_Directions for this task_. The records should be written out in full, with nothing altered.
━━ Information supplied
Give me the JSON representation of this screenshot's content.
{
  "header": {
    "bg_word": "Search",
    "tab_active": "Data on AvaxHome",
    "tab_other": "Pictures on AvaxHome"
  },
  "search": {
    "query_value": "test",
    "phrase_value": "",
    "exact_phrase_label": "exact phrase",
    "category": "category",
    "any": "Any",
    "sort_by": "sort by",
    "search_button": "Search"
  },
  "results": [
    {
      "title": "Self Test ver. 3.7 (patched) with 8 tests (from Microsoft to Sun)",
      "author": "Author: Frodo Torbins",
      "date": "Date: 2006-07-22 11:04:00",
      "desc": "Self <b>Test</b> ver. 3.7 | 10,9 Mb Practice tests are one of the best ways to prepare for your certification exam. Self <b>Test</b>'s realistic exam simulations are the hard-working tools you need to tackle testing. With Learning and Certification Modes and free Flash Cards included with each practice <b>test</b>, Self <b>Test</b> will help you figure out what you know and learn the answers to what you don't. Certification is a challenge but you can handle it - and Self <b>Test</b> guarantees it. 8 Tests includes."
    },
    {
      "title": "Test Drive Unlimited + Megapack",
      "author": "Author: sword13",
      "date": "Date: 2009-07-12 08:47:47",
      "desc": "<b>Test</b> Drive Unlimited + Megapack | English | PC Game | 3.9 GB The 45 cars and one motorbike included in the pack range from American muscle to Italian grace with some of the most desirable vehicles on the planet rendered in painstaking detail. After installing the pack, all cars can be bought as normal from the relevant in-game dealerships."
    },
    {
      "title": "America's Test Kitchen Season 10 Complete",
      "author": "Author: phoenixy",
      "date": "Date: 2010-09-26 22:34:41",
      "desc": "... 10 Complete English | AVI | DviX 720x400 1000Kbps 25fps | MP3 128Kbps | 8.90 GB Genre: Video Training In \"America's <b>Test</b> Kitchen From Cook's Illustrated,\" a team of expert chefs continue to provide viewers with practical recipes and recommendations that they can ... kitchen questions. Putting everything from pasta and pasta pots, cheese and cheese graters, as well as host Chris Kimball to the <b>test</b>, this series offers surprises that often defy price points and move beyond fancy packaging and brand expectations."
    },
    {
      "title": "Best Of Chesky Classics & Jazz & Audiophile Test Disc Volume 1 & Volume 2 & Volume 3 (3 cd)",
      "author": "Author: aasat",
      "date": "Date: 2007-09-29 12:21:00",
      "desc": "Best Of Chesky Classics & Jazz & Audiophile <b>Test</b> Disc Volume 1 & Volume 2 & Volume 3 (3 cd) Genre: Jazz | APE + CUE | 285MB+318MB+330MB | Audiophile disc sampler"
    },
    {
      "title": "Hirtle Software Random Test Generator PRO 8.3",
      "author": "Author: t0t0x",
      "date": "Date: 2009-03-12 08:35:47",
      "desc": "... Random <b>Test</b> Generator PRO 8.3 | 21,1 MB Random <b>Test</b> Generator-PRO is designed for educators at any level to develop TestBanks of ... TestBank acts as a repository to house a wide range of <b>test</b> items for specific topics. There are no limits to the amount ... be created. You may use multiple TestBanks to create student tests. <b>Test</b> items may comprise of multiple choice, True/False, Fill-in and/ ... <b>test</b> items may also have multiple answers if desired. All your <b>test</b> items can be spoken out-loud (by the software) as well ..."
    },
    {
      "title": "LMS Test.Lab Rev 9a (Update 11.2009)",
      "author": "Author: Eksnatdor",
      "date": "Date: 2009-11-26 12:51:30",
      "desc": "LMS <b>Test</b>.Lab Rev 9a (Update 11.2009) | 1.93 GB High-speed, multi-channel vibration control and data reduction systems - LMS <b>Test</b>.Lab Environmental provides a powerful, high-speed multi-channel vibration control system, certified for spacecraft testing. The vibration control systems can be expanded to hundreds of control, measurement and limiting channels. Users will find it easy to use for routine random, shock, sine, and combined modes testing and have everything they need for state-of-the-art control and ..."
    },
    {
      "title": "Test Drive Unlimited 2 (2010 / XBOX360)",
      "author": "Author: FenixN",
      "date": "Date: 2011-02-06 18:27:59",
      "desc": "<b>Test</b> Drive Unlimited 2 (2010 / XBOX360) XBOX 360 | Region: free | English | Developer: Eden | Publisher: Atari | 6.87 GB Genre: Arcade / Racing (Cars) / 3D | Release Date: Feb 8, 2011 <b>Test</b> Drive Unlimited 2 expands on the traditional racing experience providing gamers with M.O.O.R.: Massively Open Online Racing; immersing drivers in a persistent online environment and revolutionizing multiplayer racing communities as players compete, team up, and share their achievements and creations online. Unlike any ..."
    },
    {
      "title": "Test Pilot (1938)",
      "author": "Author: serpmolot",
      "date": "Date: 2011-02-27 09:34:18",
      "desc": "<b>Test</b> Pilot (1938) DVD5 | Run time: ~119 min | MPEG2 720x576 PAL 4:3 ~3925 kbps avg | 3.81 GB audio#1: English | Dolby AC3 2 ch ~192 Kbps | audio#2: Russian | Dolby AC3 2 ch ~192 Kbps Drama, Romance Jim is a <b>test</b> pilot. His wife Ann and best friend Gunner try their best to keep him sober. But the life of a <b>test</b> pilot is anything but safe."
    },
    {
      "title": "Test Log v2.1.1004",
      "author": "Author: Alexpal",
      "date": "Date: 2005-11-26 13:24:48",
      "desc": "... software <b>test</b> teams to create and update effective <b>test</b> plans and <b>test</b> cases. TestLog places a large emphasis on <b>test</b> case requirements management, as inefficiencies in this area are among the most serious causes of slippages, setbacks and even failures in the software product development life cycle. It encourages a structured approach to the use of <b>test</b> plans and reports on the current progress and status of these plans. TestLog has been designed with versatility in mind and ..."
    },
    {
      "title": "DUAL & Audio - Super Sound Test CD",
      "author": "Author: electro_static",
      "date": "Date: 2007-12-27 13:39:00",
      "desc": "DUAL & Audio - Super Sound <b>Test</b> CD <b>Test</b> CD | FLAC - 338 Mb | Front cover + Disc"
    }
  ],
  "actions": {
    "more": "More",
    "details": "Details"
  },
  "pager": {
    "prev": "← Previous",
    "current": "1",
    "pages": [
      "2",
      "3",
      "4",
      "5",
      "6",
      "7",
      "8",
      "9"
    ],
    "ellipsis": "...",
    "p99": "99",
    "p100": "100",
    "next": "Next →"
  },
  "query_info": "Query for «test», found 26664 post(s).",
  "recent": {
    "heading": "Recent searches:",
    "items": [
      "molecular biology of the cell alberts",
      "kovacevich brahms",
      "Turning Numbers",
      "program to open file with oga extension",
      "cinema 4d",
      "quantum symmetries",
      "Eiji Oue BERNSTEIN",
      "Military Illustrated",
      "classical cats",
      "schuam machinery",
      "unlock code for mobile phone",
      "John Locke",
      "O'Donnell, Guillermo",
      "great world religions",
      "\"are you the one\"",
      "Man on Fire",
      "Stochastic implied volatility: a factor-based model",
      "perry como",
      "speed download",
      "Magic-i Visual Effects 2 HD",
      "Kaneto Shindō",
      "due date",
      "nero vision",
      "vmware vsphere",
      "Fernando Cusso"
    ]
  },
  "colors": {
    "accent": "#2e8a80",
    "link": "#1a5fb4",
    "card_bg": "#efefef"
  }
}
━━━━
_Written answer_.
Give me the JSON representation of this screenshot's content.
{
  "header": {
    "bg_word": "Search",
    "tab_active": "Data on AvaxHome",
    "tab_other": "Pictures on AvaxHome"
  },
  "search": {
    "query_value": "test",
    "phrase_value": "",
    "exact_phrase_label": "exact phrase",
    "category": "category",
    "any": "Any",
    "sort_by": "sort by",
    "search_button": "Search"
  },
  "results": [
    {
      "title": "Self Test ver. 3.7 (patched) with 8 tests (from Microsoft to Sun)",
      "author": "Author: Frodo Torbins",
      "date": "Date: 2006-07-22 11:04:00",
      "desc": "Self <b>Test</b> ver. 3.7 | 10,9 Mb Practice tests are one of the best ways to prepare for your certification exam. Self <b>Test</b>'s realistic exam simulations are the hard-working tools you need to tackle testing. With Learning and Certification Modes and free Flash Cards included with each practice <b>test</b>, Self <b>Test</b> will help you figure out what you know and learn the answers to what you don't. Certification is a challenge but you can handle it - and Self <b>Test</b> guarantees it. 8 Tests includes."
    },
    {
      "title": "Test Drive Unlimited + Megapack",
      "author": "Author: sword13",
      "date": "Date: 2009-07-12 08:47:47",
      "desc": "<b>Test</b> Drive Unlimited + Megapack | English | PC Game | 3.9 GB The 45 cars and one motorbike included in the pack range from American muscle to Italian grace with some of the most desirable vehicles on the planet rendered in painstaking detail. After installing the pack, all cars can be bought as normal from the relevant in-game dealerships."
    },
    {
      "title": "America's Test Kitchen Season 10 Complete",
      "author": "Author: phoenixy",
      "date": "Date: 2010-09-26 22:34:41",
      "desc": "... 10 Complete English | AVI | DviX 720x400 1000Kbps 25fps | MP3 128Kbps | 8.90 GB Genre: Video Training In \"America's <b>Test</b> Kitchen From Cook's Illustrated,\" a team of expert chefs continue to provide viewers with practical recipes and recommendations that they can ... kitchen questions. Putting everything from pasta and pasta pots, cheese and cheese graters, as well as host Chris Kimball to the <b>test</b>, this series offers surprises that often defy price points and move beyond fancy packaging and brand expectations."
    },
    {
      "title": "Best Of Chesky Classics & Jazz & Audiophile Test Disc Volume 1 & Volume 2 & Volume 3 (3 cd)",
      "author": "Author: aasat",
      "date": "Date: 2007-09-29 12:21:00",
      "desc": "Best Of Chesky Classics & Jazz & Audiophile <b>Test</b> Disc Volume 1 & Volume 2 & Volume 3 (3 cd) Genre: Jazz | APE + CUE | 285MB+318MB+330MB | Audiophile disc sampler"
    },
    {
      "title": "Hirtle Software Random Test Generator PRO 8.3",
      "author": "Author: t0t0x",
      "date": "Date: 2009-03-12 08:35:47",
      "desc": "... Random <b>Test</b> Generator PRO 8.3 | 21,1 MB Random <b>Test</b> Generator-PRO is designed for educators at any level to develop TestBanks of ... TestBank acts as a repository to house a wide range of <b>test</b> items for specific topics. There are no limits to the amount ... be created. You may use multiple TestBanks to create student tests. <b>Test</b> items may comprise of multiple choice, True/False, Fill-in and/ ... <b>test</b> items may also have multiple answers if desired. All your <b>test</b> items can be spoken out-loud (by the software) as well ..."
    },
    {
      "title": "LMS Test.Lab Rev 9a (Update 11.2009)",
      "author": "Author: Eksnatdor",
      "date": "Date: 2009-11-26 12:51:30",
      "desc": "LMS <b>Test</b>.Lab Rev 9a (Update 11.2009) | 1.93 GB High-speed, multi-channel vibration control and data reduction systems - LMS <b>Test</b>.Lab Environmental provides a powerful, high-speed multi-channel vibration control system, certified for spacecraft testing. The vibration control systems can be expanded to hundreds of control, measurement and limiting channels. Users will find it easy to use for routine random, shock, sine, and combined modes testing and have everything they need for state-of-the-art control and ..."
    },
    {
      "title": "Test Drive Unlimited 2 (2010 / XBOX360)",
      "author": "Author: FenixN",
      "date": "Date: 2011-02-06 18:27:59",
      "desc": "<b>Test</b> Drive Unlimited 2 (2010 / XBOX360) XBOX 360 | Region: free | English | Developer: Eden | Publisher: Atari | 6.87 GB Genre: Arcade / Racing (Cars) / 3D | Release Date: Feb 8, 2011 <b>Test</b> Drive Unlimited 2 expands on the traditional racing experience providing gamers with M.O.O.R.: Massively Open Online Racing; immersing drivers in a persistent online environment and revolutionizing multiplayer racing communities as players compete, team up, and share their achievements and creations online. Unlike any ..."
    },
    {
      "title": "Test Pilot (1938)",
      "author": "Author: serpmolot",
      "date": "Date: 2011-02-27 09:34:18",
      "desc": "<b>Test</b> Pilot (1938) DVD5 | Run time: ~119 min | MPEG2 720x576 PAL 4:3 ~3925 kbps avg | 3.81 GB audio#1: English | Dolby AC3 2 ch ~192 Kbps | audio#2: Russian | Dolby AC3 2 ch ~192 Kbps Drama, Romance Jim is a <b>test</b> pilot. His wife Ann and best friend Gunner try their best to keep him sober. But the life of a <b>test</b> pilot is anything but safe."
    },
    {
      "title": "Test Log v2.1.1004",
      "author": "Author: Alexpal",
      "date": "Date: 2005-11-26 13:24:48",
      "desc": "... software <b>test</b> teams to create and update effective <b>test</b> plans and <b>test</b> cases. TestLog places a large emphasis on <b>test</b> case requirements management, as inefficiencies in this area are among the most serious causes of slippages, setbacks and even failures in the software product development life cycle. It encourages a structured approach to the use of <b>test</b> plans and reports on the current progress and status of these plans. TestLog has been designed with versatility in mind and ..."
    },
    {
      "title": "DUAL & Audio - Super Sound Test CD",
      "author": "Author: electro_static",
      "date": "Date: 2007-12-27 13:39:00",
      "desc": "DUAL & Audio - Super Sound <b>Test</b> CD <b>Test</b> CD | FLAC - 338 Mb | Front cover + Disc"
    }
  ],
  "actions": {
    "more": "More",
    "details": "Details"
  },
  "pager": {
    "prev": "← Previous",
    "current": "1",
    "pages": [
      "2",
      "3",
      "4",
      "5",
      "6",
      "7",
      "8",
      "9"
    ],
    "ellipsis": "...",
    "p99": "99",
    "p100": "100",
    "next": "Next →"
  },
  "query_info": "Query for «test», found 26664 post(s).",
  "recent": {
    "heading": "Recent searches:",
    "items": [
      "molecular biology of the cell alberts",
      "kovacevich brahms",
      "Turning Numbers",
      "program to open file with oga extension",
      "cinema 4d",
      "quantum symmetries",
      "Eiji Oue BERNSTEIN",
      "Military Illustrated",
      "classical cats",
      "schuam machinery",
      "unlock code for mobile phone",
      "John Locke",
      "O'Donnell, Guillermo",
      "great world religions",
      "\"are you the one\"",
      "Man on Fire",
      "Stochastic implied volatility: a factor-based model",
      "perry como",
      "speed download",
      "Magic-i Visual Effects 2 HD",
      "Kaneto Shindō",
      "due date",
      "nero vision",
      "vmware vsphere",
      "Fernando Cusso"
    ]
  },
  "colors": {
    "accent": "#2e8a80",
    "link": "#1a5fb4",
    "card_bg": "#efefef"
  }
}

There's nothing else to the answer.